Items from an interface collection
--- --- ---
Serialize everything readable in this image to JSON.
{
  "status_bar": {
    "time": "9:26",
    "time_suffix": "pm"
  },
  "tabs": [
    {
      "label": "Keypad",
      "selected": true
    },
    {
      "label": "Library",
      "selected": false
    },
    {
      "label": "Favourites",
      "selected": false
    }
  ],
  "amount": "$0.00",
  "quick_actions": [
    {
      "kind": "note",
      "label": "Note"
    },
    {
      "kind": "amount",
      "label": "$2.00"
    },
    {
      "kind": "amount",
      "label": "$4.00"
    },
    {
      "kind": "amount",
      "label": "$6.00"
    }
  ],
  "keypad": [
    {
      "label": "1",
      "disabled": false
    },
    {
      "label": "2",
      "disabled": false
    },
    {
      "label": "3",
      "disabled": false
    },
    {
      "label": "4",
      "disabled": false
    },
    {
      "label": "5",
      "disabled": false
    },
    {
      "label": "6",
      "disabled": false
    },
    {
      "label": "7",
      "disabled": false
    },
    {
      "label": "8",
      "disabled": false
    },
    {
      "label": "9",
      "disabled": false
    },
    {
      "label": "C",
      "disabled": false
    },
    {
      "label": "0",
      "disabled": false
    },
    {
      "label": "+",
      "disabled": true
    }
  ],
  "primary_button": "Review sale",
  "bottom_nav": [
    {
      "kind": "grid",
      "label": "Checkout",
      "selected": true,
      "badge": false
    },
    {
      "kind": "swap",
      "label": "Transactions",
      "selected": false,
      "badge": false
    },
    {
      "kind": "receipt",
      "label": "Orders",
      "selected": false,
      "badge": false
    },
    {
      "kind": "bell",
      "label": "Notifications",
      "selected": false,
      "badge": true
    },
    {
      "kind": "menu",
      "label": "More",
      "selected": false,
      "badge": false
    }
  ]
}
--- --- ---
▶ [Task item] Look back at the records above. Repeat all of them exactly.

▶ [Result for this task]
Serialize everything readable in this image to JSON.
{
  "status_bar": {
    "time": "9:26",
    "time_suffix": "pm"
  },
  "tabs": [
    {
      "label": "Keypad",
      "selected": true
    },
    {
      "label": "Library",
      "selected": false
    },
    {
      "label": "Favourites",
      "selected": false
    }
  ],
  "amount": "$0.00",
  "quick_actions": [
    {
      "kind": "note",
      "label": "Note"
    },
    {
      "kind": "amount",
      "label": "$2.00"
    },
    {
      "kind": "amount",
      "label": "$4.00"
    },
    {
      "kind": "amount",
      "label": "$6.00"
    }
  ],
  "keypad": [
    {
      "label": "1",
      "disabled": false
    },
    {
      "label": "2",
      "disabled": false
    },
    {
      "label": "3",
      "disabled": false
    },
    {
      "label": "4",
      "disabled": false
    },
    {
      "label": "5",
      "disabled": false
    },
    {
      "label": "6",
      "disabled": false
    },
    {
      "label": "7",
      "disabled": false
    },
    {
      "label": "8",
      "disabled": false
    },
    {
      "label": "9",
      "disabled": false
    },
    {
      "label": "C",
      "disabled": false
    },
    {
      "label": "0",
      "disabled": false
    },
    {
      "label": "+",
      "disabled": true
    }
  ],
  "primary_button": "Review sale",
  "bottom_nav": [
    {
      "kind": "grid",
      "label": "Checkout",
      "selected": true,
      "badge": false
    },
    {
      "kind": "swap",
      "label": "Transactions",
      "selected": false,
      "badge": false
    },
    {
      "kind": "receipt",
      "label": "Orders",
      "selected": false,
      "badge": false
    },
    {
      "kind": "bell",
      "label": "Notifications",
      "selected": false,
      "badge": true
    },
    {
      "kind": "menu",
      "label": "More",
      "selected": false,
      "badge": false
    }
  ]
}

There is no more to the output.